Traditionally, enterprise integration has been accomplished using
integration server products like Microsoft BizTalk Server, Oracle
Fusion and webMethods. While these software packages come with a
lot of integration tools and features, they also come with a number of
drawbacks. For starters each of these tools comes with a six-figure
purchase price once you add up the costs of the software, dependencies
and hardware. They all require developers with special skills and
training to use them effectively and they are all very, some might say
needlessly, complex which makes doing even the simplest things more
difficult than they should. When all you want to do is send some
messages between two or more applications using an integration server is
really more trouble than it is worth. Luckily a number of lighter weight
messaging frameworks have appeared on the scene to help address this
problem. One of those frameworks is RabbitMQ. I chose RabbitMQ

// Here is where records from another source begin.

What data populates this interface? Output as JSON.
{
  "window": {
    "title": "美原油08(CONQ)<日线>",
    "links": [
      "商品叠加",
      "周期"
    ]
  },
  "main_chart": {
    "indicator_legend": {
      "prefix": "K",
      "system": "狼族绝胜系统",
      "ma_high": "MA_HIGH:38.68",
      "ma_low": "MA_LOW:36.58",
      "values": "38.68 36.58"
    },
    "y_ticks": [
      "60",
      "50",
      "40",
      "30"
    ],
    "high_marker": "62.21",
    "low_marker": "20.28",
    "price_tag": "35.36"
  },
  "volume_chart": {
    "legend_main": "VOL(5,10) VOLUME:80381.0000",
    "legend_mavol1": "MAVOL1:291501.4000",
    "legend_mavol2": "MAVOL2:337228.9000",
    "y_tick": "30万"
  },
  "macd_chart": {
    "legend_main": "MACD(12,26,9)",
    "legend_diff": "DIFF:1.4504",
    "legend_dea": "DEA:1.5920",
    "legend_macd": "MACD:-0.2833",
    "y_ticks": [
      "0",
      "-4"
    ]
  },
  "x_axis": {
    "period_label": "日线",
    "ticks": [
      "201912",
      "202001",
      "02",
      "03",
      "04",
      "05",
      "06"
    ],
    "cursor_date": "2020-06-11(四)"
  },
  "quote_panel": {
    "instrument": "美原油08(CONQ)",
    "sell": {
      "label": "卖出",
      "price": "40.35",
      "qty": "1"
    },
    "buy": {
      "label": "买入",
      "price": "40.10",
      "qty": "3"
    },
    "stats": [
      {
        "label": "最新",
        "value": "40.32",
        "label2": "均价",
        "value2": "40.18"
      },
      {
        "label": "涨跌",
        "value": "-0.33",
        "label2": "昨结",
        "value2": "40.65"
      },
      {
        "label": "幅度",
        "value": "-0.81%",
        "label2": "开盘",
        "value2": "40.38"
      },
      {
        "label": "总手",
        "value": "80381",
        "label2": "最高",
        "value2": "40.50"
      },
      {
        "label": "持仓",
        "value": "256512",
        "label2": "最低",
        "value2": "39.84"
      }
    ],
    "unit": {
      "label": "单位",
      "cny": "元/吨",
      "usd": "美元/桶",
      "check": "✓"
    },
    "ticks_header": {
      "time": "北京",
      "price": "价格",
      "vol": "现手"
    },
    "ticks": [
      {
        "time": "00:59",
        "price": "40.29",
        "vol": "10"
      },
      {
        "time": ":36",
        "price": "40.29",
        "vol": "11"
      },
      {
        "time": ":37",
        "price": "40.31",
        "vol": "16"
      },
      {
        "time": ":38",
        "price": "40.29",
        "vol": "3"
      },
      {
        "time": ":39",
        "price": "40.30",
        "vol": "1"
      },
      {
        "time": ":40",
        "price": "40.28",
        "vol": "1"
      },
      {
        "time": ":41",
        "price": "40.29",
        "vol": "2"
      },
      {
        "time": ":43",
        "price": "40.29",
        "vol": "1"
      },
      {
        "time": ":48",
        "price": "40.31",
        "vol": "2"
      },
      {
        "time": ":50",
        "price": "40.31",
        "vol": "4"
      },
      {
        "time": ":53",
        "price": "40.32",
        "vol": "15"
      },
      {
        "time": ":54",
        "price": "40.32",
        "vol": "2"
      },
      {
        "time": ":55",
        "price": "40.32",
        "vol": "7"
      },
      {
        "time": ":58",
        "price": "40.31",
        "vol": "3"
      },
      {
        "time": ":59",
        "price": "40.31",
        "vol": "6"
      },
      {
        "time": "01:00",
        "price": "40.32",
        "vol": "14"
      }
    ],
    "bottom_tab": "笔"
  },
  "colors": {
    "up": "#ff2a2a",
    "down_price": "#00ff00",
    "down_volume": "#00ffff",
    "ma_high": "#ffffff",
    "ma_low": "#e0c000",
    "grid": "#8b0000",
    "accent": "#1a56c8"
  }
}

because it was open source, freely available, cross-platform and it has
commercial support options. For the full story on RabbitMQ, I recommend
spending some time reading through the materials on their website. The
remainder of this blog post will be about a small test project that will
send messages from a Ruby program and receive them in a .NET/C#
I installed the RabbitMQ server on my Fedora 14 Linux system.
Getting the server installed was a simple as using yum to install
RabbitMQ and its dependencies.
yum install rabbitmq-server
To start the server, become the rabbitmq user and run rabbitmq-server.
(Note: I had to become root before becoming the rabbitmq user.)
The only gotcha I ran into required me to open TCP and UDP port 5672 to
permit my Windows virtual machine to communicate with my Linux host.
On the Ruby side, I used the amqp gem. The Ruby program below publishes
a message to a queue, subscribes to that same message and then publishes
a second message to a different queue that the C# program will be
With the server running, start the program with the following command:
/usr/bin/ruby -rubygems publisher.rb
In the console window you will see the program start to publish messages
to the queue.
On the C# side, I used the RabbitMQ client library. The C# program
subscribes to messages from the second queue and writes them out to the
console. Compile and run this program with the server and Ruby program
running to see it pull messages from the queue.
Obviously, sending plain texts strings back and forth between programs
is not very useful. In a real messaging scenario we would need to define
a serialization format and a data contract. However, with a very small
amount of effort we managed to send messages between two different
programs running on different operating systems. It would take me longer
to install a traditional integration package than it did to develop this
solution. I will definitely be looking to do more with RabbitMQ and
other lightweight messaging frameworks in the future.